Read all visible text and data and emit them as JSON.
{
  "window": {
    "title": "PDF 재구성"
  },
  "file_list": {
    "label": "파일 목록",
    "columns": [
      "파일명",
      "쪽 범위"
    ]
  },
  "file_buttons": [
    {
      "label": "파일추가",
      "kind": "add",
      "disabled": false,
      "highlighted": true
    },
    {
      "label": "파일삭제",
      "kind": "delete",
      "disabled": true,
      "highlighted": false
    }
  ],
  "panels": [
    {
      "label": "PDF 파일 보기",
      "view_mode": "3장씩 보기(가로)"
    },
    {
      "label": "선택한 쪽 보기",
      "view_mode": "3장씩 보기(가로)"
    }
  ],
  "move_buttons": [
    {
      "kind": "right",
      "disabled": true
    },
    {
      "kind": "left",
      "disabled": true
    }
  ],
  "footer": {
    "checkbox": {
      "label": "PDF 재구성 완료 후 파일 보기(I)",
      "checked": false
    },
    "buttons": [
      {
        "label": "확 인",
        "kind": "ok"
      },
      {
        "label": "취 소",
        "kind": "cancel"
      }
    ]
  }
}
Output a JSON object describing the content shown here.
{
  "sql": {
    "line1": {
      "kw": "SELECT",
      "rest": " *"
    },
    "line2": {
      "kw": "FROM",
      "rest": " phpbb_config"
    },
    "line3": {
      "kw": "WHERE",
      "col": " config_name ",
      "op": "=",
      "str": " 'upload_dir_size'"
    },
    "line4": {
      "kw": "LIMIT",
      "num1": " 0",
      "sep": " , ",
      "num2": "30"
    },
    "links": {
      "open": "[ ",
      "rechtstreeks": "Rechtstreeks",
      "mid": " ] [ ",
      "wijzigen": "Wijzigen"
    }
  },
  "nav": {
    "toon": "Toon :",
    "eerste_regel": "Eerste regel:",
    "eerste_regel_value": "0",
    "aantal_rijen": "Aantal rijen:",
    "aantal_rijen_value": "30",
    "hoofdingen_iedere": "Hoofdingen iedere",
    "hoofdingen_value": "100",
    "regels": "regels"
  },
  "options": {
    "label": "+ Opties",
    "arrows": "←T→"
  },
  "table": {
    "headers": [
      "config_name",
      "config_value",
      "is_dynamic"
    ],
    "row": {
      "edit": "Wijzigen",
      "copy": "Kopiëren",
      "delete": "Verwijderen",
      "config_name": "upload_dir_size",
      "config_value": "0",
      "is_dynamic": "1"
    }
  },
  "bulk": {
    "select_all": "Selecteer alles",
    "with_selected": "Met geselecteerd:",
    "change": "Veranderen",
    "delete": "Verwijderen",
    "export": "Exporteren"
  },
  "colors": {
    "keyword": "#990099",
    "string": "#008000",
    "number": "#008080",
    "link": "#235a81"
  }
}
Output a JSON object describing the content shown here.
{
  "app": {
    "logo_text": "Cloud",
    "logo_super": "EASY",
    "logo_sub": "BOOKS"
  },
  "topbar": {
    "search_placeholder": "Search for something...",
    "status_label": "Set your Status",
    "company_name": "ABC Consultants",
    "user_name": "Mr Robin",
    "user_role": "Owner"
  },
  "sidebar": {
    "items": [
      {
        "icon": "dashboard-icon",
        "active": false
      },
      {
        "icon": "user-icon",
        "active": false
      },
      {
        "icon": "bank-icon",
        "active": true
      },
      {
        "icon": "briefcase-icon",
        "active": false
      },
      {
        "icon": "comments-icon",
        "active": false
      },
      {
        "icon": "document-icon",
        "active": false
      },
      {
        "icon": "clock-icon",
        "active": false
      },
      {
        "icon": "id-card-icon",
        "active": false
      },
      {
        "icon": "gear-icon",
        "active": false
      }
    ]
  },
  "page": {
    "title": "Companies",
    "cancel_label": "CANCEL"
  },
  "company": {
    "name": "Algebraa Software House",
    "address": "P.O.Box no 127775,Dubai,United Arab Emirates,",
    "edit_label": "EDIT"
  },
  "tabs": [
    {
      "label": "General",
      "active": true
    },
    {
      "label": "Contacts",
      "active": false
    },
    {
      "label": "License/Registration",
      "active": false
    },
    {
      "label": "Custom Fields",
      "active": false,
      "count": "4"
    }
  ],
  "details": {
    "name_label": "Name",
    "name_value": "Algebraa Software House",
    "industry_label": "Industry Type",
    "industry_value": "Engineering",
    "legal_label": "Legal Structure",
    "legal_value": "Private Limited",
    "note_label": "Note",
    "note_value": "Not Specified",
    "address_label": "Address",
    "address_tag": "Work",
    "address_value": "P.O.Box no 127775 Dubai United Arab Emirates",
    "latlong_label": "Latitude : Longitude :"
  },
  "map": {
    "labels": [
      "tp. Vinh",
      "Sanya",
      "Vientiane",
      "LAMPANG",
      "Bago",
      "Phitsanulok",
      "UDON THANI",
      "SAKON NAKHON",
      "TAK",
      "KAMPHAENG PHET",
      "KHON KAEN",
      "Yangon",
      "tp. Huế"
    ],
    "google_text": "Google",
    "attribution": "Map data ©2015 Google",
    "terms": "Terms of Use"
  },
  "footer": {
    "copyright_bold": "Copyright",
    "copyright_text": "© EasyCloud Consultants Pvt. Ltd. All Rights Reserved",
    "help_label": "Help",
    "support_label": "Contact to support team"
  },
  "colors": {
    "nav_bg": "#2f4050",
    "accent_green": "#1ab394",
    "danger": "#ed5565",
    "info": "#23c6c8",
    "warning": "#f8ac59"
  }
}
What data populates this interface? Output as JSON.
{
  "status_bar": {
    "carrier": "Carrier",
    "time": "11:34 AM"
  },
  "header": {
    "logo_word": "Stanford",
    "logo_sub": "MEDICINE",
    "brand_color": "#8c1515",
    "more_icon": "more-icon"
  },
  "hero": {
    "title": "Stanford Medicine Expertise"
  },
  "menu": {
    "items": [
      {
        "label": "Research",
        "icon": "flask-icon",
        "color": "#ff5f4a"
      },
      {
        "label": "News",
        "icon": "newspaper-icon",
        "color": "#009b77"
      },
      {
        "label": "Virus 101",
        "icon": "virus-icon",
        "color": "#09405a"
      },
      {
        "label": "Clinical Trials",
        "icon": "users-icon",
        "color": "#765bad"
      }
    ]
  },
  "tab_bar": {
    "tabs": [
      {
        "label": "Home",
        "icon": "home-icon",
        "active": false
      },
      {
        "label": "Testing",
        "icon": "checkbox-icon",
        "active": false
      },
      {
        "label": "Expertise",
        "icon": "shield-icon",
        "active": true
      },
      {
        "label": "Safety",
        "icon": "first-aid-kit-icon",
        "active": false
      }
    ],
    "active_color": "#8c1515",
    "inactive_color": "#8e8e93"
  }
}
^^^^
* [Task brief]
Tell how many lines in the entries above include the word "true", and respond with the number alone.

* [Task solution]
7